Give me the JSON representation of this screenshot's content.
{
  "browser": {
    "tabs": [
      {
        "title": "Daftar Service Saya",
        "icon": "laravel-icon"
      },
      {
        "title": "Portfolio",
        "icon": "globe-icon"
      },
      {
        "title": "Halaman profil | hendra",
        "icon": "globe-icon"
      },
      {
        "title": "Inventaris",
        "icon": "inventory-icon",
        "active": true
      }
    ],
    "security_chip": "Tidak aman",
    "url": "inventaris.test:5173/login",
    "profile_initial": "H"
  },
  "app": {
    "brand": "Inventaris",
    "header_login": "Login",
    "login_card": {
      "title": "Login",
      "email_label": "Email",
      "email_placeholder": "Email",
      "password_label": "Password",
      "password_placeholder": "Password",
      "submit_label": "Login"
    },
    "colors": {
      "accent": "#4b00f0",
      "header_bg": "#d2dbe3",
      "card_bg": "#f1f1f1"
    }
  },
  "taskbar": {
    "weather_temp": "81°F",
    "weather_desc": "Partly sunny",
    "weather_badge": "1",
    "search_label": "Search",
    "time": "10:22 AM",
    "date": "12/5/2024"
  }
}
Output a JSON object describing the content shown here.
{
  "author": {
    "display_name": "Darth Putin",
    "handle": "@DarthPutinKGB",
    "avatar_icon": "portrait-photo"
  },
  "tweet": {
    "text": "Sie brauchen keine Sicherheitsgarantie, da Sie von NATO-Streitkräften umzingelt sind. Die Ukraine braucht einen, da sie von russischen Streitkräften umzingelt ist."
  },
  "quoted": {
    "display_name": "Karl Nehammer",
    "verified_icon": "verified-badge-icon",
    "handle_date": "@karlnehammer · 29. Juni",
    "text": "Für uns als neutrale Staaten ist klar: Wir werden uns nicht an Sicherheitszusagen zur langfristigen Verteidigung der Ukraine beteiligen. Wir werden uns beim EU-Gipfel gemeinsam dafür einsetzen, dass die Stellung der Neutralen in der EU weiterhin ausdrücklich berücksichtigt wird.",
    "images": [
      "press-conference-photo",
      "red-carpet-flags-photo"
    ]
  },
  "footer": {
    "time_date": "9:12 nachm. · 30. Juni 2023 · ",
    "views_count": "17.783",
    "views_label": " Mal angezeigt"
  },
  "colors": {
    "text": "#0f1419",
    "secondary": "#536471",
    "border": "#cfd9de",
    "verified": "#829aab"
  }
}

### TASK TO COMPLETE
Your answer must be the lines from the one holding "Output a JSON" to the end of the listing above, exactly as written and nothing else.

### WRITTEN ANSWER
Output a JSON object describing the content shown here.
{
  "author": {
    "display_name": "Darth Putin",
    "handle": "@DarthPutinKGB",
    "avatar_icon": "portrait-photo"
  },
  "tweet": {
    "text": "Sie brauchen keine Sicherheitsgarantie, da Sie von NATO-Streitkräften umzingelt sind. Die Ukraine braucht einen, da sie von russischen Streitkräften umzingelt ist."
  },
  "quoted": {
    "display_name": "Karl Nehammer",
    "verified_icon": "verified-badge-icon",
    "handle_date": "@karlnehammer · 29. Juni",
    "text": "Für uns als neutrale Staaten ist klar: Wir werden uns nicht an Sicherheitszusagen zur langfristigen Verteidigung der Ukraine beteiligen. Wir werden uns beim EU-Gipfel gemeinsam dafür einsetzen, dass die Stellung der Neutralen in der EU weiterhin ausdrücklich berücksichtigt wird.",
    "images": [
      "press-conference-photo",
      "red-carpet-flags-photo"
    ]
  },
  "footer": {
    "time_date": "9:12 nachm. · 30. Juni 2023 · ",
    "views_count": "17.783",
    "views_label": " Mal angezeigt"
  },
  "colors": {
    "text": "#0f1419",
    "secondary": "#536471",
    "border": "#cfd9de",
    "verified": "#829aab"
  }
}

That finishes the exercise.